> DATA FOR PROCESSING

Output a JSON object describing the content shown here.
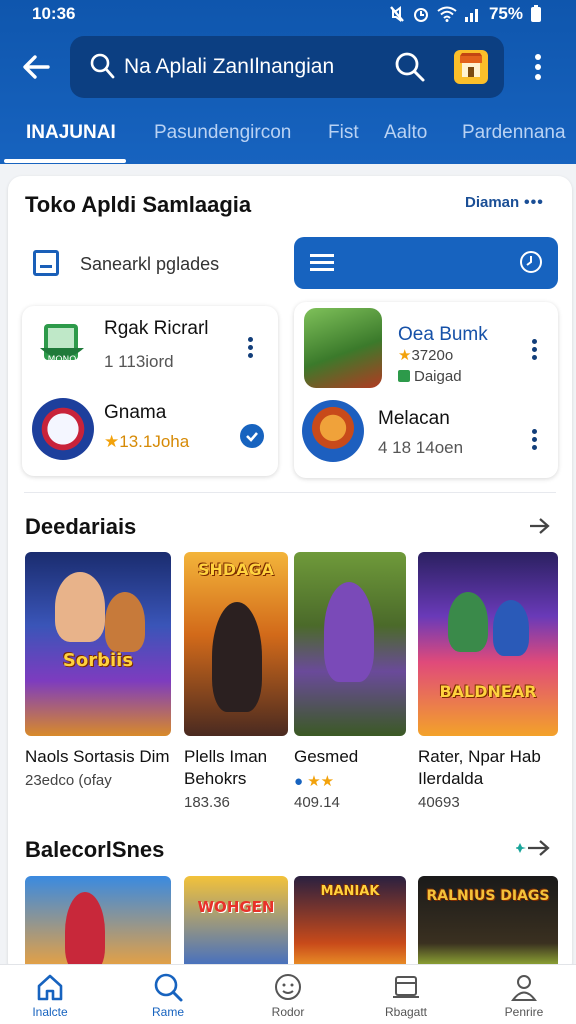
{
  "status": {
    "time": "10:36",
    "battery": "75%"
  },
  "search": {
    "value": "Na Aplali ZanIlnangian"
  },
  "tabs": [
    "INAJUNAI",
    "Pasundengircon",
    "Fist",
    "Aalto",
    "Pardennana"
  ],
  "card": {
    "title": "Toko Apldi Samlaagia",
    "link": "Diaman",
    "filter_label": "Sanearkl pglades"
  },
  "apps": [
    {
      "name": "Rgak Ricrarl",
      "sub": "1 113iord"
    },
    {
      "name": "Gnama",
      "sub": "13.1Joha",
      "star": "★"
    },
    {
      "name": "Oea Bumk",
      "sub": "3720o",
      "star": "★",
      "sub2": "Daigad"
    },
    {
      "name": "Melacan",
      "sub": "4 18 14oen"
    }
  ],
  "sections": {
    "games_title": "Deedariais",
    "recs_title": "BalecorlSnes"
  },
  "games": [
    {
      "title": "Naols Sortasis Dim",
      "meta": "23edco (ofay",
      "logo": "Sorbiis"
    },
    {
      "title": "Plells Iman Behokrs",
      "meta": "183.36",
      "logo": "SHDAGA"
    },
    {
      "title": "Gesmed",
      "meta": "409.14",
      "stars": "★★"
    },
    {
      "title": "Rater, Npar Hab Ilerdalda",
      "meta": "40693",
      "logo": "BALDNEAR"
    }
  ],
  "recs": [
    {
      "logo": ""
    },
    {
      "logo": "WOHGEN"
    },
    {
      "logo": "MANIAK"
    },
    {
      "logo": "RALNIUS DIAGS"
    }
  ],
  "nav": [
    "Inalcte",
    "Rame",
    "Rodor",
    "Rbagatt",
    "Penrire"
  ],
  "colors": {
    "primary": "#1763bf",
    "header": "#0f56ad",
    "searchbar": "#0c3f82",
    "star": "#f2a20c"
  },
  "icons": [
    "back-arrow-icon",
    "search-icon",
    "store-icon",
    "more-icon",
    "filter-icon",
    "menu-icon",
    "clock-icon",
    "check-icon",
    "arrow-right-icon",
    "home-icon",
    "search-nav-icon",
    "face-icon",
    "library-icon",
    "profile-icon"
  ]
}
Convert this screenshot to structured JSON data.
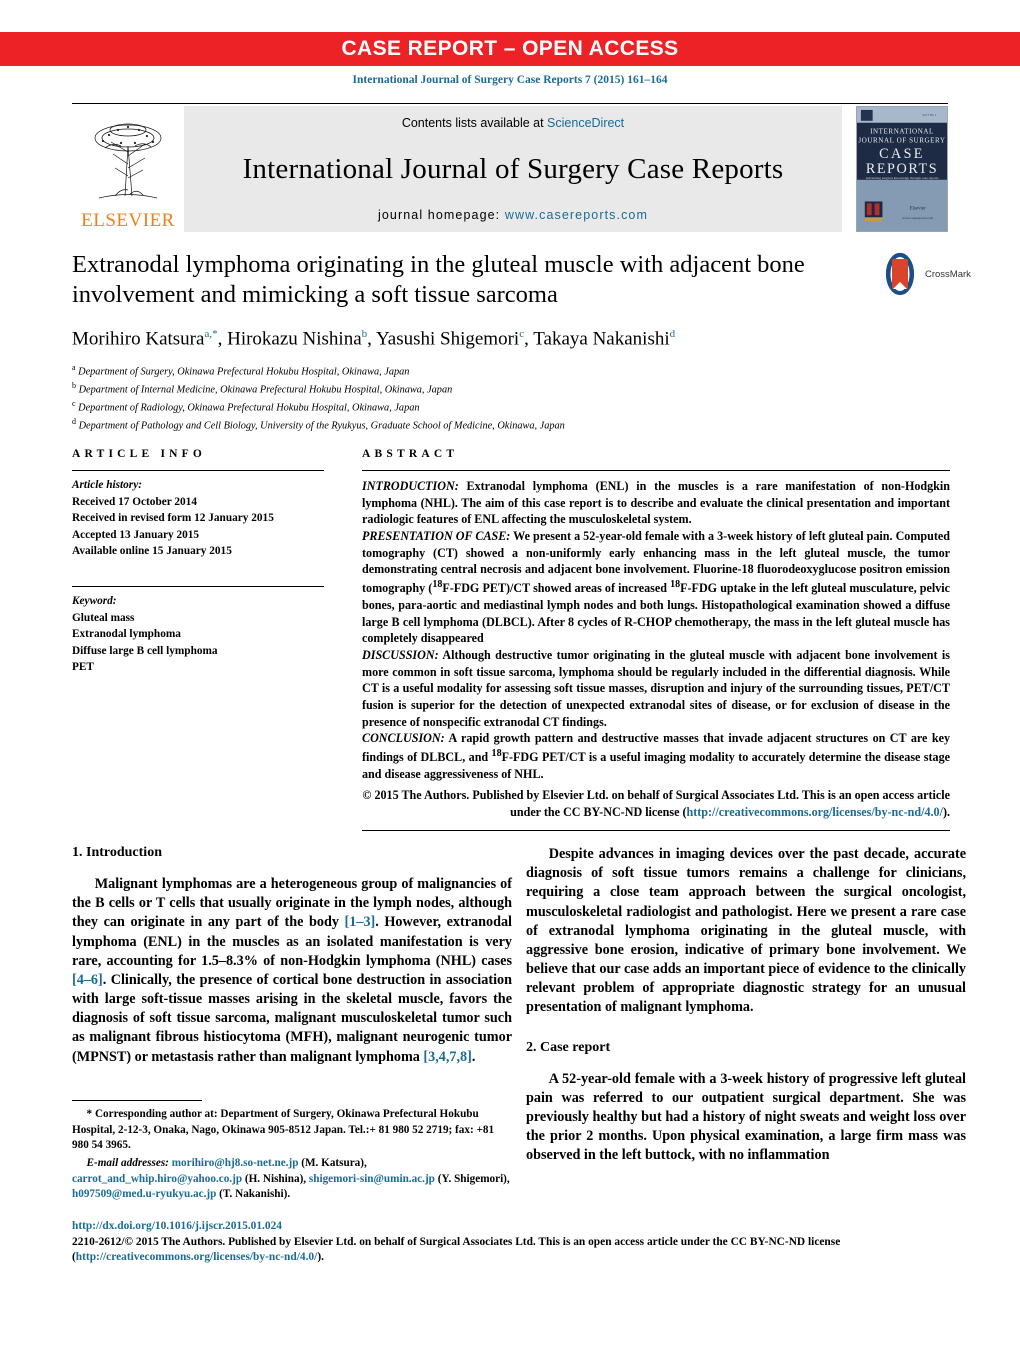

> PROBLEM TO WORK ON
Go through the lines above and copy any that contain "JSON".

> PROBLEM SOLUTION
Output a JSON object describing the content shown here.
Convert this screenshot to structured JSON data.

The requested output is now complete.